▸ Task brief:
Go through the data and copy every line in which "Edit" appears.

'''

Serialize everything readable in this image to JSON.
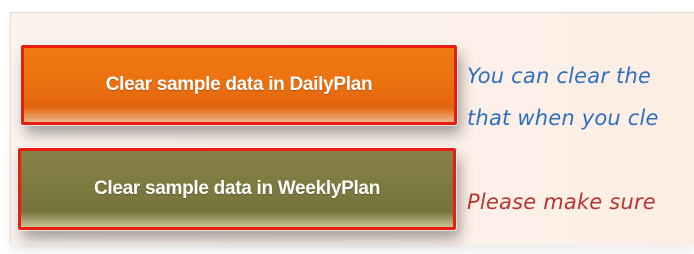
{
  "buttons": {
    "daily_label": "Clear sample data in DailyPlan",
    "weekly_label": "Clear sample data in WeeklyPlan"
  },
  "notes": {
    "line1": "You can clear the",
    "line2": "that when you cle",
    "warning": "Please make sure"
  },
  "colors": {
    "daily_button": "#ec7210",
    "weekly_button": "#7d7a40",
    "button_border": "#e81d10",
    "note_text": "#2e6fbf",
    "warning_text": "#b8352f"
  }
}
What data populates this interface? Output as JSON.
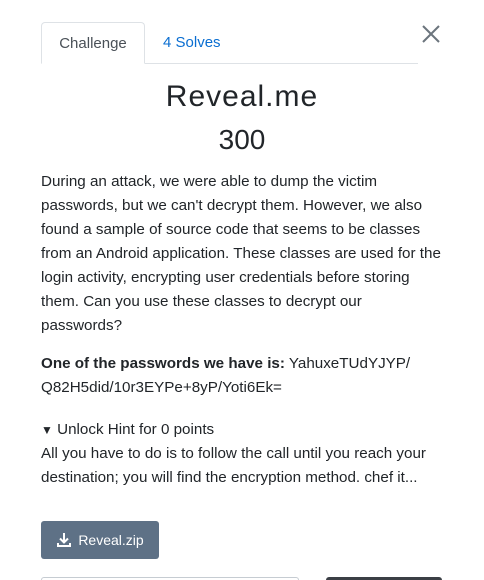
{
  "tabs": [
    {
      "label": "Challenge",
      "active": true
    },
    {
      "label": "4 Solves",
      "active": false
    }
  ],
  "challenge": {
    "title": "Reveal.me",
    "points": "300",
    "description": "During an attack, we were able to dump the victim passwords, but we can't decrypt them. However, we also found a sample of source code that seems to be classes from an Android application. These classes are used for the login activity, encrypting user credentials before storing them. Can you use these classes to decrypt our passwords?",
    "password_label": "One of the passwords we have is:",
    "password_value": "YahuxeTUdYJYP/\nQ82H5did/10r3EYPe+8yP/Yoti6Ek="
  },
  "hint": {
    "toggle_label": "Unlock Hint for 0 points",
    "text": "All you have to do is to follow the call until you reach your destination; you will find the encryption method. chef it..."
  },
  "file": {
    "label": "Reveal.zip"
  },
  "colors": {
    "link": "#0a6ed1",
    "button": "#5e7186"
  }
}
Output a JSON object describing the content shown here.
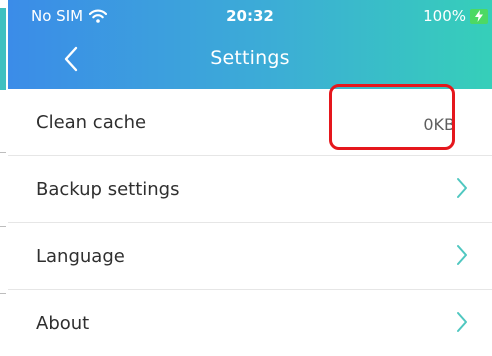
{
  "status_bar": {
    "carrier": "No SIM",
    "wifi_icon": "wifi-icon",
    "time": "20:32",
    "battery": "100%",
    "battery_icon": "battery-charging-icon"
  },
  "nav_bar": {
    "back_icon": "chevron-left-icon",
    "title": "Settings"
  },
  "settings": {
    "items": [
      {
        "label": "Clean cache",
        "value": "0KB"
      },
      {
        "label": "Backup settings",
        "icon": "chevron-right-icon"
      },
      {
        "label": "Language",
        "icon": "chevron-right-icon"
      },
      {
        "label": "About",
        "icon": "chevron-right-icon"
      }
    ]
  },
  "colors": {
    "header_gradient_start": "#3b8ce8",
    "header_gradient_end": "#36cfb9",
    "chevron": "#4fc7c0",
    "highlight": "#e5171d",
    "battery": "#4cd964"
  }
}
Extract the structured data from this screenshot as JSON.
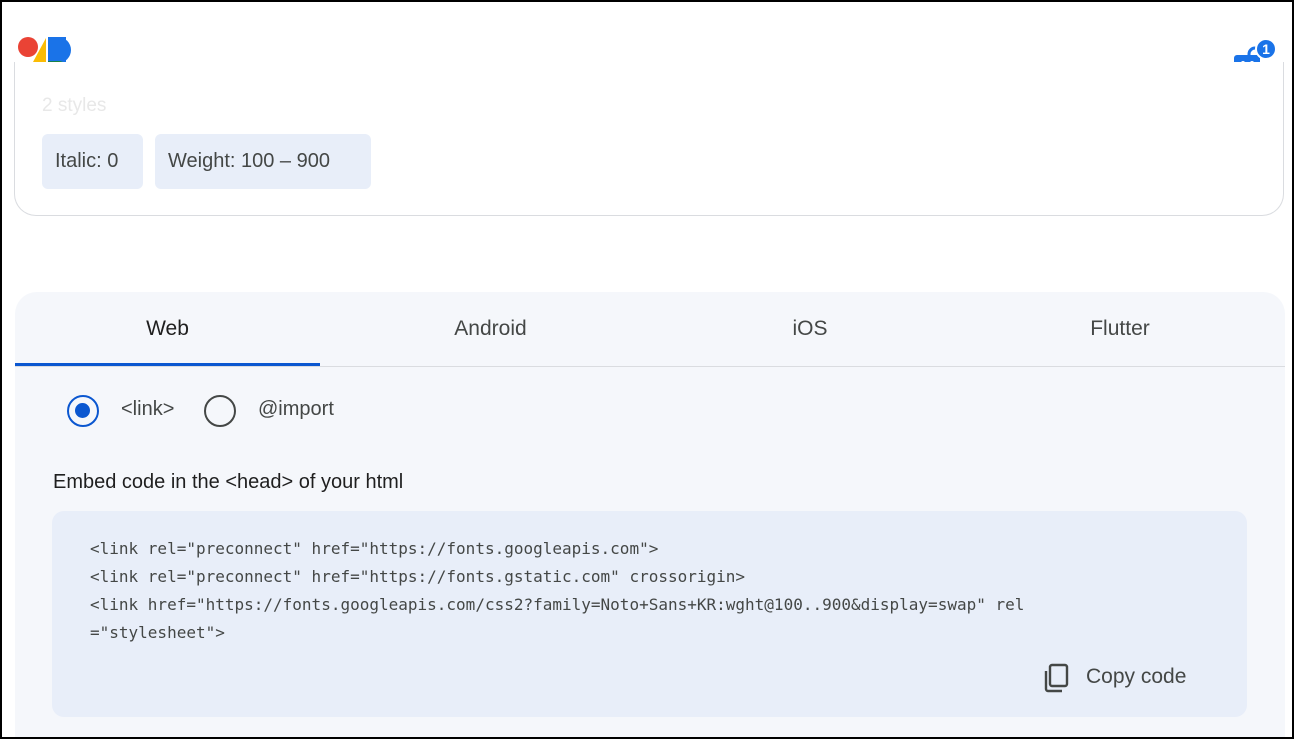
{
  "header": {
    "logo_icon": "google-fonts-logo",
    "bag_icon": "shopping-bag-icon",
    "bag_count": "1"
  },
  "styles": {
    "count_label": "2 styles",
    "chips": [
      "Italic: 0",
      "Weight: 100 – 900"
    ]
  },
  "tabs": [
    {
      "label": "Web",
      "active": true
    },
    {
      "label": "Android",
      "active": false
    },
    {
      "label": "iOS",
      "active": false
    },
    {
      "label": "Flutter",
      "active": false
    }
  ],
  "embed_type": {
    "options": [
      {
        "label": "<link>",
        "checked": true
      },
      {
        "label": "@import",
        "checked": false
      }
    ]
  },
  "embed": {
    "instruction": "Embed code in the <head> of your html",
    "code_lines": [
      "<link rel=\"preconnect\" href=\"https://fonts.googleapis.com\">",
      "<link rel=\"preconnect\" href=\"https://fonts.gstatic.com\" crossorigin>",
      "<link href=\"https://fonts.googleapis.com/css2?family=Noto+Sans+KR:wght@100..900&display=swap\" rel",
      "=\"stylesheet\">"
    ],
    "copy_label": "Copy code"
  },
  "colors": {
    "accent": "#0b57d0",
    "chip_bg": "#e8eef9",
    "panel_bg": "#f5f7fb",
    "badge_blue": "#1a73e8"
  }
}
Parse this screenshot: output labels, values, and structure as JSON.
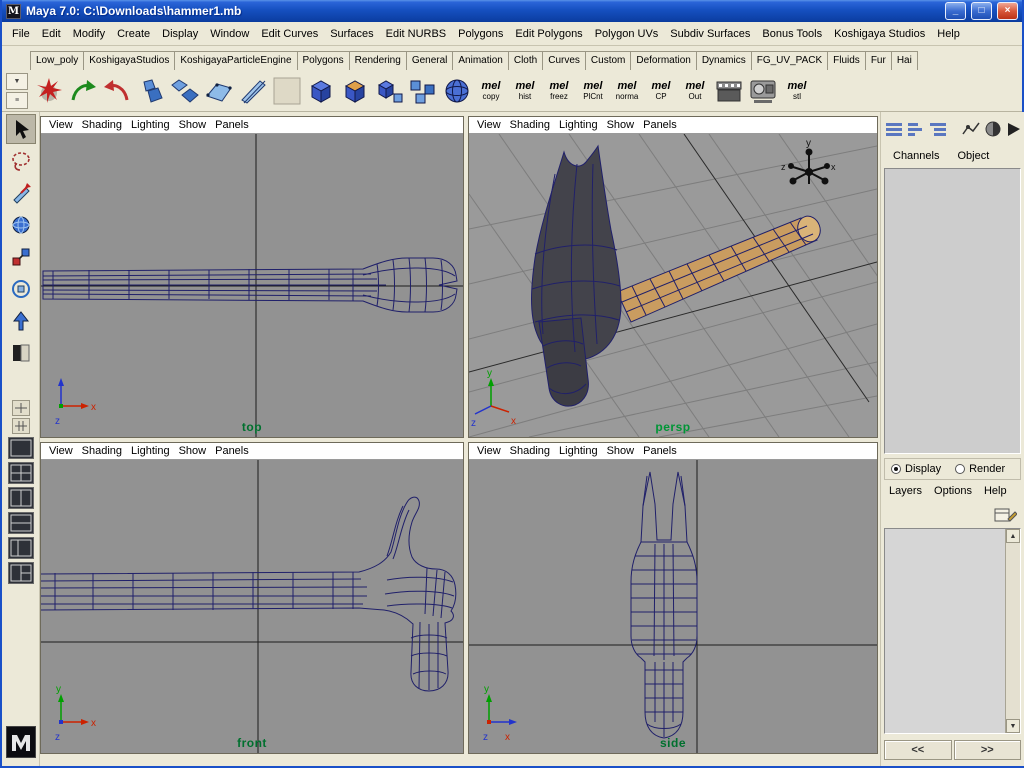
{
  "window": {
    "title": "Maya 7.0: C:\\Downloads\\hammer1.mb",
    "icon_letter": "M",
    "controls": {
      "minimize": "_",
      "maximize": "□",
      "close": "×"
    }
  },
  "menubar": {
    "items": [
      "File",
      "Edit",
      "Modify",
      "Create",
      "Display",
      "Window",
      "Edit Curves",
      "Surfaces",
      "Edit NURBS",
      "Polygons",
      "Edit Polygons",
      "Polygon UVs",
      "Subdiv Surfaces",
      "Bonus Tools",
      "Koshigaya Studios",
      "Help"
    ]
  },
  "shelf": {
    "tabs": [
      "Low_poly",
      "KoshigayaStudios",
      "KoshigayaParticleEngine",
      "Polygons",
      "Rendering",
      "General",
      "Animation",
      "Cloth",
      "Curves",
      "Custom",
      "Deformation",
      "Dynamics",
      "FG_UV_PACK",
      "Fluids",
      "Fur",
      "Hai"
    ],
    "mel_buttons": [
      {
        "t": "mel",
        "l": "copy"
      },
      {
        "t": "mel",
        "l": "hist"
      },
      {
        "t": "mel",
        "l": "freez"
      },
      {
        "t": "mel",
        "l": "PlCnt"
      },
      {
        "t": "mel",
        "l": "norma"
      },
      {
        "t": "mel",
        "l": "CP"
      },
      {
        "t": "mel",
        "l": "Out"
      },
      {
        "t": "mel",
        "l": "stl"
      }
    ]
  },
  "viewport_menu": [
    "View",
    "Shading",
    "Lighting",
    "Show",
    "Panels"
  ],
  "viewports": {
    "top": "top",
    "persp": "persp",
    "front": "front",
    "side": "side"
  },
  "axes": {
    "x": "x",
    "y": "y",
    "z": "z"
  },
  "right_panel": {
    "tabs": {
      "channels": "Channels",
      "object": "Object"
    },
    "display_radio": "Display",
    "render_radio": "Render",
    "layer_menu": [
      "Layers",
      "Options",
      "Help"
    ],
    "nav": {
      "back": "<<",
      "forward": ">>"
    }
  },
  "colors": {
    "titlebar_blue": "#1650c0",
    "chrome_beige": "#ece9d8",
    "viewport_gray": "#929292",
    "wireframe_navy": "#20206a",
    "handle_tan": "#c99c60",
    "head_gray": "#43434b",
    "view_label_green": "#00702e"
  }
}
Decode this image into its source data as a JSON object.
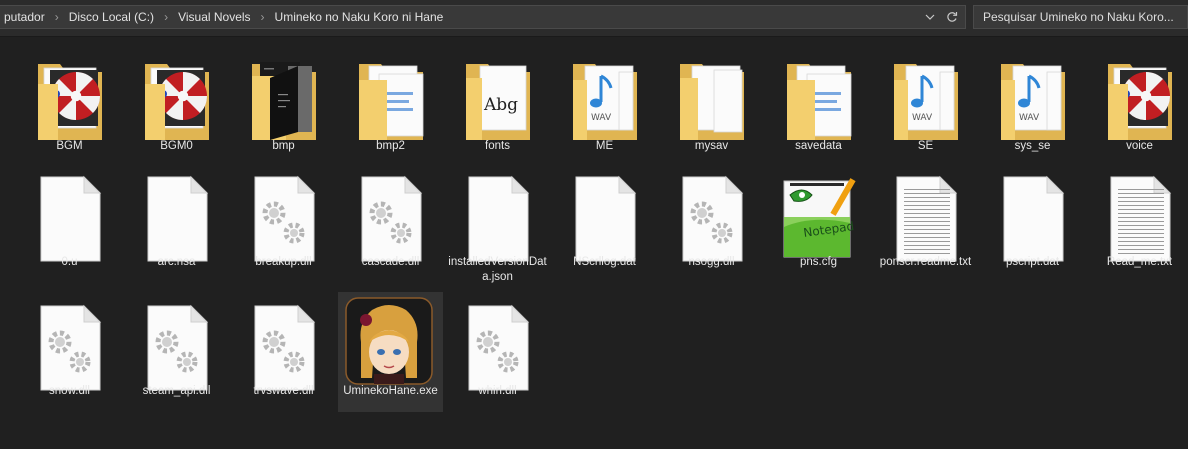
{
  "breadcrumb": {
    "items": [
      "putador",
      "Disco Local (C:)",
      "Visual Novels",
      "Umineko no Naku Koro ni Hane"
    ]
  },
  "search": {
    "placeholder": "Pesquisar Umineko no Naku Koro..."
  },
  "files": [
    {
      "name": "BGM",
      "type": "folder-app"
    },
    {
      "name": "BGM0",
      "type": "folder-app"
    },
    {
      "name": "bmp",
      "type": "folder-dark"
    },
    {
      "name": "bmp2",
      "type": "folder-docs"
    },
    {
      "name": "fonts",
      "type": "folder-font"
    },
    {
      "name": "ME",
      "type": "folder-wav"
    },
    {
      "name": "mysav",
      "type": "folder-plain"
    },
    {
      "name": "savedata",
      "type": "folder-docs"
    },
    {
      "name": "SE",
      "type": "folder-wav"
    },
    {
      "name": "sys_se",
      "type": "folder-wav"
    },
    {
      "name": "voice",
      "type": "folder-app"
    },
    {
      "name": "0.u",
      "type": "blank"
    },
    {
      "name": "arc.nsa",
      "type": "blank"
    },
    {
      "name": "breakup.dll",
      "type": "dll"
    },
    {
      "name": "cascade.dll",
      "type": "dll"
    },
    {
      "name": "installedVersionData.json",
      "type": "blank"
    },
    {
      "name": "NScrllog.dat",
      "type": "blank"
    },
    {
      "name": "nsogg.dll",
      "type": "dll"
    },
    {
      "name": "pns.cfg",
      "type": "notepad"
    },
    {
      "name": "ponscr.readme.txt",
      "type": "text"
    },
    {
      "name": "pscript.dat",
      "type": "blank"
    },
    {
      "name": "Read_me.txt",
      "type": "text"
    },
    {
      "name": "snow.dll",
      "type": "dll"
    },
    {
      "name": "steam_api.dll",
      "type": "dll"
    },
    {
      "name": "trvswave.dll",
      "type": "dll"
    },
    {
      "name": "UminekoHane.exe",
      "type": "exe"
    },
    {
      "name": "whirl.dll",
      "type": "dll"
    }
  ],
  "selected": "UminekoHane.exe",
  "colors": {
    "background": "#202020",
    "folder": "#f2cd6b",
    "selection": "#333333"
  }
}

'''

▸ Written solution:
      "Edit",
      "Edit Curves",
      "Edit NURBS",
      "Edit Polygons",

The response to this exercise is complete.